The reason is that the lungs have a large surface area with one single cellular membrane that separates the drug from the blood stream. "Like crack, cocaine and nicotine, it's a very efficient and rapid way to get in the body," said Doering.
When cannabis is eaten, the absorption rate is slow and the duration is longer.
"The person is not apt to get what they are looking for -- the familiar high they get in smoking," he said. "Only 4 to 20 percent of the THC even makes it to the bloodstream at all. A good portion is destroyed in the stomach or the first pass through the liver."
"Where the problem comes in when a person expects to get that familiar buzz, decides it's not working, and eat another brownie," said Doering.
"I truly think that edible dosage forms are going to be immensely unpopular with the recreation user whose primary goal is to get high and to get high now," he said. "Of course, if one is good, two must be better. And if two is not enough, then four would be that much better."
Doering concedes that "few people have died of overdoses" on THC. But anxiety attacks are common.
"You feel like you are going to die," he said. "The body releases adrenaline, there can be nausea, vomiting and profuse sweating – all the things that go along with someone who might smoke an extra potent marijuana or hashish."
Meanwhile, Colorado has continued to consult with experts in food safety and regulation. Edible products manufacturers, public health officials, state regulators and laboratory owners were part of a series of meetings last fall and some new rules are being phased in this year.

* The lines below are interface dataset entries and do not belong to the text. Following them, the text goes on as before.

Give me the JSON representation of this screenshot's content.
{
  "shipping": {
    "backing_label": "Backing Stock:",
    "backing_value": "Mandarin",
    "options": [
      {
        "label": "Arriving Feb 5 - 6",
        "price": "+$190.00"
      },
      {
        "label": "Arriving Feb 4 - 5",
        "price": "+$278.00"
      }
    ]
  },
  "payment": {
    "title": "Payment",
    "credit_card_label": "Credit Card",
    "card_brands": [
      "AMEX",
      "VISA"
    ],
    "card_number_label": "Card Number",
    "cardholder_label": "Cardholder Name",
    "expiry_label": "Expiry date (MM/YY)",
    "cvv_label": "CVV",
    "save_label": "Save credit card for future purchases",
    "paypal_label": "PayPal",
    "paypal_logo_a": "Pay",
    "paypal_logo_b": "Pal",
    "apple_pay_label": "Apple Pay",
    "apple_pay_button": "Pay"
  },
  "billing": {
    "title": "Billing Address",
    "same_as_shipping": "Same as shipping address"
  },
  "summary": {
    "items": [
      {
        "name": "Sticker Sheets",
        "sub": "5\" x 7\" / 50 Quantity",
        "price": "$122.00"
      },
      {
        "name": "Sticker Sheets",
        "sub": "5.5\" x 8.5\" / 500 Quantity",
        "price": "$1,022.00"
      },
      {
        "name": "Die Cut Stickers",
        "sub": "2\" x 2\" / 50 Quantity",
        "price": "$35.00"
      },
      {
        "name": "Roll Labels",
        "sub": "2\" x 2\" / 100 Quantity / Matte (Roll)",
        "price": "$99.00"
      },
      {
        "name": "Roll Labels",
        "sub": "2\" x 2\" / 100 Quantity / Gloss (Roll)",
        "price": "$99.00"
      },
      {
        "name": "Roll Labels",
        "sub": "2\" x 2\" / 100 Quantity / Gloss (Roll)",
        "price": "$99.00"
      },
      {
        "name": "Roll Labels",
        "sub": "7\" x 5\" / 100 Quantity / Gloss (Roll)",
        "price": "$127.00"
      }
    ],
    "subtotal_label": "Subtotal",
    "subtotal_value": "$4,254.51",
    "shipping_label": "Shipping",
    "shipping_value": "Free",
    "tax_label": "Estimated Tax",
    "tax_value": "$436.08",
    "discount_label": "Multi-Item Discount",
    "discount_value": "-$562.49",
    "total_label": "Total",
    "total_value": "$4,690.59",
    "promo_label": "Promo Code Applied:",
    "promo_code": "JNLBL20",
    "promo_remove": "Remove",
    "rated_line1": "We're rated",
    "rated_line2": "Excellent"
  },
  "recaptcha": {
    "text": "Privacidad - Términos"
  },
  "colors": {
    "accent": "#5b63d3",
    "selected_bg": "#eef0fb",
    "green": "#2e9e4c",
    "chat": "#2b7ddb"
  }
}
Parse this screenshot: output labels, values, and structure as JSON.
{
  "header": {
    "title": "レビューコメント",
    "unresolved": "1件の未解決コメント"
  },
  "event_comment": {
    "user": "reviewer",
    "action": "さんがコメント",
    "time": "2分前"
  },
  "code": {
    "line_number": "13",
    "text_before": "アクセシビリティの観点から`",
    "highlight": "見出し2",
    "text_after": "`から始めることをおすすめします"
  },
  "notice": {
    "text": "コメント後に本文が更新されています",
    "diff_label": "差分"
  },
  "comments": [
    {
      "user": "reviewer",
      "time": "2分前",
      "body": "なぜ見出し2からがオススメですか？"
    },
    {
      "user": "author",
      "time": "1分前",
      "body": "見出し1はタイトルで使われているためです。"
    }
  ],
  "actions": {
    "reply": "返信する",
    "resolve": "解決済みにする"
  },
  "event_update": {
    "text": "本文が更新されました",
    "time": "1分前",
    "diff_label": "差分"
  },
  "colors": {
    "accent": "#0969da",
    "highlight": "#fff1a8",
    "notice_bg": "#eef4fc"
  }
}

"We just need to continue to refine the rules as we go," said Department of Revenue spokeswoman Serna. "It's a new industry and we are always looking for feedback from law enforcement and experts in the field. We are really working together and trying to make sure we do a really good job and everyone has a seat at the table."